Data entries
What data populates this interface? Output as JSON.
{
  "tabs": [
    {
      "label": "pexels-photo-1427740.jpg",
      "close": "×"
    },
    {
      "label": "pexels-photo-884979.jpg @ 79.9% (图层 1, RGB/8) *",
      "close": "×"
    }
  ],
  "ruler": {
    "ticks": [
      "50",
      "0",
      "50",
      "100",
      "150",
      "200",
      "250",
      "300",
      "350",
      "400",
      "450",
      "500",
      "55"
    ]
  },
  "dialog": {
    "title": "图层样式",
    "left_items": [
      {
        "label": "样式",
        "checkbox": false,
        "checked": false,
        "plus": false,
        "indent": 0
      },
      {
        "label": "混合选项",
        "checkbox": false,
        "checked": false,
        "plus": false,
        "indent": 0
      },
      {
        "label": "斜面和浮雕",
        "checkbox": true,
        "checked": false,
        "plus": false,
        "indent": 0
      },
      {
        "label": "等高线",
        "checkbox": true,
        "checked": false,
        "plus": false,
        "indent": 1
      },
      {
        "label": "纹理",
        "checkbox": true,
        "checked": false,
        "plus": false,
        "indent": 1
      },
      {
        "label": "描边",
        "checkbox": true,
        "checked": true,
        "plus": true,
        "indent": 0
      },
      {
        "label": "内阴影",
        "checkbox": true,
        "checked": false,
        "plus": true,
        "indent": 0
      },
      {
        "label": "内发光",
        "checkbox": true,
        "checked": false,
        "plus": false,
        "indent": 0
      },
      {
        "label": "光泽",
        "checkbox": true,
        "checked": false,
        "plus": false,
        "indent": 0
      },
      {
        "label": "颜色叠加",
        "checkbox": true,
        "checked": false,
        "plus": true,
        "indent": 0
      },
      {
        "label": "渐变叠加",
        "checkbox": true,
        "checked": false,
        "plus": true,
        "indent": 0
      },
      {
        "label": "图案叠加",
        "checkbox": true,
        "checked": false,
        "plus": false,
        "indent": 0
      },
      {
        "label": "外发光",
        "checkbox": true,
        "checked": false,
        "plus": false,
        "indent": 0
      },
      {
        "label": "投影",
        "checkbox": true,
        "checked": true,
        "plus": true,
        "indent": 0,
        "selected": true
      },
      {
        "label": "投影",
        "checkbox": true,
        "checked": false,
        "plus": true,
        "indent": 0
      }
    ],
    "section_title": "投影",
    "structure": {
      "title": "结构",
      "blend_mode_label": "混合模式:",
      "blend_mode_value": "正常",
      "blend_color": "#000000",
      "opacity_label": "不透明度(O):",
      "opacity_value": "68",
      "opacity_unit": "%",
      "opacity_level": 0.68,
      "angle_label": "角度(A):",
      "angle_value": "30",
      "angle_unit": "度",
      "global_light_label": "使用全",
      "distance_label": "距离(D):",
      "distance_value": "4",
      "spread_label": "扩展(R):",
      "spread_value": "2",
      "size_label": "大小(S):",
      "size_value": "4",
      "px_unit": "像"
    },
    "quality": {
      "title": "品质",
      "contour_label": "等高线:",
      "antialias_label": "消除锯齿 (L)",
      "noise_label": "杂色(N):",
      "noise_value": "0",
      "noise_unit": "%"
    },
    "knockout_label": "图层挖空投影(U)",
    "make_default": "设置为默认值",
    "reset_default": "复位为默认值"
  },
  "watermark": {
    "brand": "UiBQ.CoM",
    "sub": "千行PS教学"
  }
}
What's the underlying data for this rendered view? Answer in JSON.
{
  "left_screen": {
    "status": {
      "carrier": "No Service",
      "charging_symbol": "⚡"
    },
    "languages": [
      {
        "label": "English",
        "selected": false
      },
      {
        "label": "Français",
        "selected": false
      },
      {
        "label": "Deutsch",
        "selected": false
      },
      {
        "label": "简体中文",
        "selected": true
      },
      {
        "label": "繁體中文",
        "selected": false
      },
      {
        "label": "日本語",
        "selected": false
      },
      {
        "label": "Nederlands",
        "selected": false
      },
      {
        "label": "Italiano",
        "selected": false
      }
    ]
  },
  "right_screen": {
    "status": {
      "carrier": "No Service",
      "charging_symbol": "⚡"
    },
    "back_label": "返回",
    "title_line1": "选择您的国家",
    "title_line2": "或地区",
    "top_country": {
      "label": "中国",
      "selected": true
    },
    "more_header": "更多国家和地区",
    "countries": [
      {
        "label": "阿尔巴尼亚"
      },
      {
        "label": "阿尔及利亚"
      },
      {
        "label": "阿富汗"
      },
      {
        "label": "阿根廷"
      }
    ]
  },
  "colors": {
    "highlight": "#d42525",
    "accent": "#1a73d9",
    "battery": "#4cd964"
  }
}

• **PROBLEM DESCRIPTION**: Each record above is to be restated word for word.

• **SOLUTION FOR THIS EXERCISE**:
What data populates this interface? Output as JSON.
{
  "tabs": [
    {
      "label": "pexels-photo-1427740.jpg",
      "close": "×"
    },
    {
      "label": "pexels-photo-884979.jpg @ 79.9% (图层 1, RGB/8) *",
      "close": "×"
    }
  ],
  "ruler": {
    "ticks": [
      "50",
      "0",
      "50",
      "100",
      "150",
      "200",
      "250",
      "300",
      "350",
      "400",
      "450",
      "500",
      "55"
    ]
  },
  "dialog": {
    "title": "图层样式",
    "left_items": [
      {
        "label": "样式",
        "checkbox": false,
        "checked": false,
        "plus": false,
        "indent": 0
      },
      {
        "label": "混合选项",
        "checkbox": false,
        "checked": false,
        "plus": false,
        "indent": 0
      },
      {
        "label": "斜面和浮雕",
        "checkbox": true,
        "checked": false,
        "plus": false,
        "indent": 0
      },
      {
        "label": "等高线",
        "checkbox": true,
        "checked": false,
        "plus": false,
        "indent": 1
      },
      {
        "label": "纹理",
        "checkbox": true,
        "checked": false,
        "plus": false,
        "indent": 1
      },
      {
        "label": "描边",
        "checkbox": true,
        "checked": true,
        "plus": true,
        "indent": 0
      },
      {
        "label": "内阴影",
        "checkbox": true,
        "checked": false,
        "plus": true,
        "indent": 0
      },
      {
        "label": "内发光",
        "checkbox": true,
        "checked": false,
        "plus": false,
        "indent": 0
      },
      {
        "label": "光泽",
        "checkbox": true,
        "checked": false,
        "plus": false,
        "indent": 0
      },
      {
        "label": "颜色叠加",
        "checkbox": true,
        "checked": false,
        "plus": true,
        "indent": 0
      },
      {
        "label": "渐变叠加",
        "checkbox": true,
        "checked": false,
        "plus": true,
        "indent": 0
      },
      {
        "label": "图案叠加",
        "checkbox": true,
        "checked": false,
        "plus": false,
        "indent": 0
      },
      {
        "label": "外发光",
        "checkbox": true,
        "checked": false,
        "plus": false,
        "indent": 0
      },
      {
        "label": "投影",
        "checkbox": true,
        "checked": true,
        "plus": true,
        "indent": 0,
        "selected": true
      },
      {
        "label": "投影",
        "checkbox": true,
        "checked": false,
        "plus": true,
        "indent": 0
      }
    ],
    "section_title": "投影",
    "structure": {
      "title": "结构",
      "blend_mode_label": "混合模式:",
      "blend_mode_value": "正常",
      "blend_color": "#000000",
      "opacity_label": "不透明度(O):",
      "opacity_value": "68",
      "opacity_unit": "%",
      "opacity_level": 0.68,
      "angle_label": "角度(A):",
      "angle_value": "30",
      "angle_unit": "度",
      "global_light_label": "使用全",
      "distance_label": "距离(D):",
      "distance_value": "4",
      "spread_label": "扩展(R):",
      "spread_value": "2",
      "size_label": "大小(S):",
      "size_value": "4",
      "px_unit": "像"
    },
    "quality": {
      "title": "品质",
      "contour_label": "等高线:",
      "antialias_label": "消除锯齿 (L)",
      "noise_label": "杂色(N):",
      "noise_value": "0",
      "noise_unit": "%"
    },
    "knockout_label": "图层挖空投影(U)",
    "make_default": "设置为默认值",
    "reset_default": "复位为默认值"
  },
  "watermark": {
    "brand": "UiBQ.CoM",
    "sub": "千行PS教学"
  }
}
What's the underlying data for this rendered view? Answer in JSON.
{
  "left_screen": {
    "status": {
      "carrier": "No Service",
      "charging_symbol": "⚡"
    },
    "languages": [
      {
        "label": "English",
        "selected": false
      },
      {
        "label": "Français",
        "selected": false
      },
      {
        "label": "Deutsch",
        "selected": false
      },
      {
        "label": "简体中文",
        "selected": true
      },
      {
        "label": "繁體中文",
        "selected": false
      },
      {
        "label": "日本語",
        "selected": false
      },
      {
        "label": "Nederlands",
        "selected": false
      },
      {
        "label": "Italiano",
        "selected": false
      }
    ]
  },
  "right_screen": {
    "status": {
      "carrier": "No Service",
      "charging_symbol": "⚡"
    },
    "back_label": "返回",
    "title_line1": "选择您的国家",
    "title_line2": "或地区",
    "top_country": {
      "label": "中国",
      "selected": true
    },
    "more_header": "更多国家和地区",
    "countries": [
      {
        "label": "阿尔巴尼亚"
      },
      {
        "label": "阿尔及利亚"
      },
      {
        "label": "阿富汗"
      },
      {
        "label": "阿根廷"
      }
    ]
  },
  "colors": {
    "highlight": "#d42525",
    "accent": "#1a73d9",
    "battery": "#4cd964"
  }
}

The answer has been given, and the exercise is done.